Task to complete —
Could you return each line of the material that has "atten" in it?

[Start of section]

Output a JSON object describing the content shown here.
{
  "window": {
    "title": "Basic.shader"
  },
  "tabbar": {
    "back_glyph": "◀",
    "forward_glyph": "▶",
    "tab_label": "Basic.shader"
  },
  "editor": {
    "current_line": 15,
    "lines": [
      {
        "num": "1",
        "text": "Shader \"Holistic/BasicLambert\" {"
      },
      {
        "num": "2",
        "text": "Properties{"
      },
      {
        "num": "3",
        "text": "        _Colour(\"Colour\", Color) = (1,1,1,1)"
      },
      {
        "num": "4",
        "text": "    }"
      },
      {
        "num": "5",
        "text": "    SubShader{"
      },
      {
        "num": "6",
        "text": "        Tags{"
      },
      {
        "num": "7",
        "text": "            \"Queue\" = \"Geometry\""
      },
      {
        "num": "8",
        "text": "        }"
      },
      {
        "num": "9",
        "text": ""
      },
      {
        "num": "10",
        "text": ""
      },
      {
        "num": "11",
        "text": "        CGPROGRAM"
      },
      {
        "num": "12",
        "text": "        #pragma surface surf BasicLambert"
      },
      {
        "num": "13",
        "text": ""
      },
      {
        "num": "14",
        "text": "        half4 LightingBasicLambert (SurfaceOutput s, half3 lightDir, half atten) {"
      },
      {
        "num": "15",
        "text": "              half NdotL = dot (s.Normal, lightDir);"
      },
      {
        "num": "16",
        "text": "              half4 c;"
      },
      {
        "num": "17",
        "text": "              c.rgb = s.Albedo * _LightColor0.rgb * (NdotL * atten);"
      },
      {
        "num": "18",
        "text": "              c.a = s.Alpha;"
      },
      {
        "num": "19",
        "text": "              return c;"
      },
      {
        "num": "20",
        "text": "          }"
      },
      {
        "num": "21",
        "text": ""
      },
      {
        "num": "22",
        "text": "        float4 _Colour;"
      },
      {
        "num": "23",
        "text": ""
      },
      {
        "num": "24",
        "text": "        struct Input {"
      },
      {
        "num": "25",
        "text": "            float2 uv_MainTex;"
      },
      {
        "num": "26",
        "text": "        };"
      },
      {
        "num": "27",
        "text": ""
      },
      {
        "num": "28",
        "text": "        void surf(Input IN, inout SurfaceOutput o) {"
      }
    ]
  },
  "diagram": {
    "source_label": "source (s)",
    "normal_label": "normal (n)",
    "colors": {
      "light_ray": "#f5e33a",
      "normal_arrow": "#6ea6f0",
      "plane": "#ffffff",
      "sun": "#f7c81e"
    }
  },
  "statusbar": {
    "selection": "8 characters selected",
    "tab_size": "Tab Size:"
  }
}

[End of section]

Answer to this task —
        "text": "        half4 LightingBasicLambert (SurfaceOutput s, half3 lightDir, half atten) {"
        "text": "              c.rgb = s.Albedo * _LightColor0.rgb * (NdotL * atten);"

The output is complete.